● Aim of the task
Pick every line out of the entries below that has the string "screenshot", and copy it.

● The records

###

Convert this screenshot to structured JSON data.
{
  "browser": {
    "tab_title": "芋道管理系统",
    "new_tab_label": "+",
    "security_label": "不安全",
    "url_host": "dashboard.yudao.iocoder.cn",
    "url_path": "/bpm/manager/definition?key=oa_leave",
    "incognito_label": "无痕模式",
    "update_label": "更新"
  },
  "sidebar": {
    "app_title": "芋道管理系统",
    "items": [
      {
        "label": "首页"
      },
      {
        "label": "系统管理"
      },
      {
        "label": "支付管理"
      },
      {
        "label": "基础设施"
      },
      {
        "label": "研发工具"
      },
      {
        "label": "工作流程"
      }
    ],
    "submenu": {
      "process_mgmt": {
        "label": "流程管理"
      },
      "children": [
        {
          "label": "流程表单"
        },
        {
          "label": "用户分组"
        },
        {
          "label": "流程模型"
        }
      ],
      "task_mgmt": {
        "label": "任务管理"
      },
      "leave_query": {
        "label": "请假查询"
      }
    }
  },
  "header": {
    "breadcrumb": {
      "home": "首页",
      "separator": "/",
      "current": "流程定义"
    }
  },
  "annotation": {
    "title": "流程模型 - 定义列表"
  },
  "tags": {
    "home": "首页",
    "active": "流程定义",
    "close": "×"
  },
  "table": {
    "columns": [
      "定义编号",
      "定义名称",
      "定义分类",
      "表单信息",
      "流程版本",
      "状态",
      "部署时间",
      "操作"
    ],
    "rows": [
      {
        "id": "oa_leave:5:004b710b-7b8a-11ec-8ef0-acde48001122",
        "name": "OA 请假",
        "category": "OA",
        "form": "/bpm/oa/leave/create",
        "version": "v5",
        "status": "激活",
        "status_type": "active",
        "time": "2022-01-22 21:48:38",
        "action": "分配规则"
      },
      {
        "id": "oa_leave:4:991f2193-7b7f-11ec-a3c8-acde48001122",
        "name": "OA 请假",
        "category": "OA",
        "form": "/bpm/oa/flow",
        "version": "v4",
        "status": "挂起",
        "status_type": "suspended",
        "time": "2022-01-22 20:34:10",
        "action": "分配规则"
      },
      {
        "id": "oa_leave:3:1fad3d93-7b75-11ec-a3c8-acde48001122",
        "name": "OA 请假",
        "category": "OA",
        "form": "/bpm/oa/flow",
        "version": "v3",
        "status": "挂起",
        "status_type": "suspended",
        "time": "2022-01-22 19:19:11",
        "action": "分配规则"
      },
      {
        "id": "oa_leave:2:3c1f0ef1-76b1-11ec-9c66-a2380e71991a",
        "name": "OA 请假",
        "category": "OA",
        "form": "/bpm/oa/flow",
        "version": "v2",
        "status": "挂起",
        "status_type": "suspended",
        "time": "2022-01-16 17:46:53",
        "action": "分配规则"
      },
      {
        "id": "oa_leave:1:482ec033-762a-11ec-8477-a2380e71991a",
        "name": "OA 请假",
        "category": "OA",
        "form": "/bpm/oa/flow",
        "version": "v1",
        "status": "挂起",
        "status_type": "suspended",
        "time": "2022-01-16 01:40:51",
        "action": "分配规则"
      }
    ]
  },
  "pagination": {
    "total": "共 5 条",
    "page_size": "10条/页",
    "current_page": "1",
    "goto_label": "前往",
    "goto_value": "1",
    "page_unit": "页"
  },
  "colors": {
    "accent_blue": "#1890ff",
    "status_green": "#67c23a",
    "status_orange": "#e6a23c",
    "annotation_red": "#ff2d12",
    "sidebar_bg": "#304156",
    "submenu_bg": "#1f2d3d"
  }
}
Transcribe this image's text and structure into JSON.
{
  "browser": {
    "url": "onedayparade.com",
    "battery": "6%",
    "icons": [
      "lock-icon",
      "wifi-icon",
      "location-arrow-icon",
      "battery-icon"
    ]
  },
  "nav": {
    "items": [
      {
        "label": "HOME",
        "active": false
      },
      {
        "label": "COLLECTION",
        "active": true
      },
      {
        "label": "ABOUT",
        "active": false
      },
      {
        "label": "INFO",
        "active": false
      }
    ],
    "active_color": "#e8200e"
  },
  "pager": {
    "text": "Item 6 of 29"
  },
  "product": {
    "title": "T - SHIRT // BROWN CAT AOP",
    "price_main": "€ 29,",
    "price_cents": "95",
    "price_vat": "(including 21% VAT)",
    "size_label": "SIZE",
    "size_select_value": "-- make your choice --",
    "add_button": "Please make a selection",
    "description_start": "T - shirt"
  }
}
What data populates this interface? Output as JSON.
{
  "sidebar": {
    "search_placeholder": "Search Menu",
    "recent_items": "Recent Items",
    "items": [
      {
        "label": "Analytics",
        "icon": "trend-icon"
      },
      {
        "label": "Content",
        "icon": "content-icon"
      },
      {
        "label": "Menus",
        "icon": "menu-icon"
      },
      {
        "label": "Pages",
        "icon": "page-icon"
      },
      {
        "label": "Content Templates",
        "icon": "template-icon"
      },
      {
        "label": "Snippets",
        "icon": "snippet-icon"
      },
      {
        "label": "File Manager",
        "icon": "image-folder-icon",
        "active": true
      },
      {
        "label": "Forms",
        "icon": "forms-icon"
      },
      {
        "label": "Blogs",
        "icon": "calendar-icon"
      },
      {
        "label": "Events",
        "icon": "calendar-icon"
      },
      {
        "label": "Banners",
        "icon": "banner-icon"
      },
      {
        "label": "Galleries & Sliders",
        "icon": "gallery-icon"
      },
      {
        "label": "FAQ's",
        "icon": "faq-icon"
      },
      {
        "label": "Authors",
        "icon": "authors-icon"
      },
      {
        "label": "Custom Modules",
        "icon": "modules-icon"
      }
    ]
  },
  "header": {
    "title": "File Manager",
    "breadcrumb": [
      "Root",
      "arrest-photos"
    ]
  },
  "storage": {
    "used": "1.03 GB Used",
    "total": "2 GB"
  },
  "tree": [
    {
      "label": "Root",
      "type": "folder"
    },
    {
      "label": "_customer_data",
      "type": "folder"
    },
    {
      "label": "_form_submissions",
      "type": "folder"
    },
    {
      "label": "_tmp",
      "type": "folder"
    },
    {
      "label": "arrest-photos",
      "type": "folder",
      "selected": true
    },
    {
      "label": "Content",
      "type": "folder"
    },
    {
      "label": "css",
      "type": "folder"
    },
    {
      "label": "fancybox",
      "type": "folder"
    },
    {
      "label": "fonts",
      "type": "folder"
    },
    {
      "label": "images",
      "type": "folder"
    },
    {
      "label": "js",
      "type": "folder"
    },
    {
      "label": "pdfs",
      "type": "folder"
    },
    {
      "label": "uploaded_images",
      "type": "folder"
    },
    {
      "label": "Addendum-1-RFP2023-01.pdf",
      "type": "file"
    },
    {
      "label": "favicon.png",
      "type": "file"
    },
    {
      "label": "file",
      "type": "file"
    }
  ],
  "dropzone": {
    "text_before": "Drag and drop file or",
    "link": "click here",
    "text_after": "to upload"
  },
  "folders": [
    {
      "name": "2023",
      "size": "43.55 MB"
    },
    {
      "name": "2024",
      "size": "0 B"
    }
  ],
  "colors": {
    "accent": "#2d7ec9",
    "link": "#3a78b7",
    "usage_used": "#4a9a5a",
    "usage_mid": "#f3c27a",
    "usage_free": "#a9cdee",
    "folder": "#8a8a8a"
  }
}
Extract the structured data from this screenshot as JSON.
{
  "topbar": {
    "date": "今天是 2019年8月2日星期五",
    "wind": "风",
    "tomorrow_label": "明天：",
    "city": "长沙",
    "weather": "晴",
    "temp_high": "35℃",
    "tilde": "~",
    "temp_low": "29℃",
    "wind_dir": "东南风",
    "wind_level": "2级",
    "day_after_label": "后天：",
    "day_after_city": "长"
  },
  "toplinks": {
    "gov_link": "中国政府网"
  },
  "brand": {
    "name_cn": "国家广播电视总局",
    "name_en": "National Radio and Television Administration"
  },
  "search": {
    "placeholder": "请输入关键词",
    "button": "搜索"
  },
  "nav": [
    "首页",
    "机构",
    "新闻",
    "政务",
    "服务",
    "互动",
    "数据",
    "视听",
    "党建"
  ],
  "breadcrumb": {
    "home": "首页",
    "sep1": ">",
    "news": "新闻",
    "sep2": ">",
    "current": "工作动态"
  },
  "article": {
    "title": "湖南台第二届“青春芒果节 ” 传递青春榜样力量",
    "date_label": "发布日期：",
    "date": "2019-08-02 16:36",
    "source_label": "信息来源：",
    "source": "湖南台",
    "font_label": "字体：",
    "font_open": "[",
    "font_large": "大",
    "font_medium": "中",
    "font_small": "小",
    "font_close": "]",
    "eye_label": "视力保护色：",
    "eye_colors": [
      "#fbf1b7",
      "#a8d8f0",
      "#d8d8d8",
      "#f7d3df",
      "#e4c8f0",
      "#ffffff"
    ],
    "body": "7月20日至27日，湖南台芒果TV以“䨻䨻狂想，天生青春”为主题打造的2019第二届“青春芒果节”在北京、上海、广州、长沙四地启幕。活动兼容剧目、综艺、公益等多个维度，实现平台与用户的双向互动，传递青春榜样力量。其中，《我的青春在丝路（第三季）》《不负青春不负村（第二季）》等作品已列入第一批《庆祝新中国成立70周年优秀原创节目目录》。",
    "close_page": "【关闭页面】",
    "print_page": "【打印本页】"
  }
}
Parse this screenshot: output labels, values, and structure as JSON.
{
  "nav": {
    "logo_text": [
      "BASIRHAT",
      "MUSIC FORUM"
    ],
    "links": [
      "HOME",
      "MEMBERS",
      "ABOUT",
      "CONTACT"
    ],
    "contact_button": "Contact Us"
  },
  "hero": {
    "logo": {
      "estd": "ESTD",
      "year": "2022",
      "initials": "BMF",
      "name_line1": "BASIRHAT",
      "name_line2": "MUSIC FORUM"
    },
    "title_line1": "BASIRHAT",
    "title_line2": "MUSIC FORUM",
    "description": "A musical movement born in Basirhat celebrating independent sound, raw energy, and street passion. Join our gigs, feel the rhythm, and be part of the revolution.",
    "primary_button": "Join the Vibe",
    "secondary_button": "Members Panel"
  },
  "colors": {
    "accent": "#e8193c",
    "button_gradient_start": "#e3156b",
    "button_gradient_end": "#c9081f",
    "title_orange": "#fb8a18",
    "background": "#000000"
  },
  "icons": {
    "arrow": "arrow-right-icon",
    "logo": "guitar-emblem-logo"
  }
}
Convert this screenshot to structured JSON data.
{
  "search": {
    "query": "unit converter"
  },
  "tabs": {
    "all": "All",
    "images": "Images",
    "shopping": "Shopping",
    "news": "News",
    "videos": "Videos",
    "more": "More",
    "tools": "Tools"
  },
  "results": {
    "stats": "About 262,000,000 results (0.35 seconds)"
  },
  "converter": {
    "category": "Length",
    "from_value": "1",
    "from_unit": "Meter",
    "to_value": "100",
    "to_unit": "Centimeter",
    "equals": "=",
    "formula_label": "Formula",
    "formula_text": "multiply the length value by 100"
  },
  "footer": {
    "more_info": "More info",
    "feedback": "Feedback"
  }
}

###

● Result
Convert this screenshot to structured JSON data.
Extract the structured data from this screenshot as JSON.
Parse this screenshot: output labels, values, and structure as JSON.
Convert this screenshot to structured JSON data.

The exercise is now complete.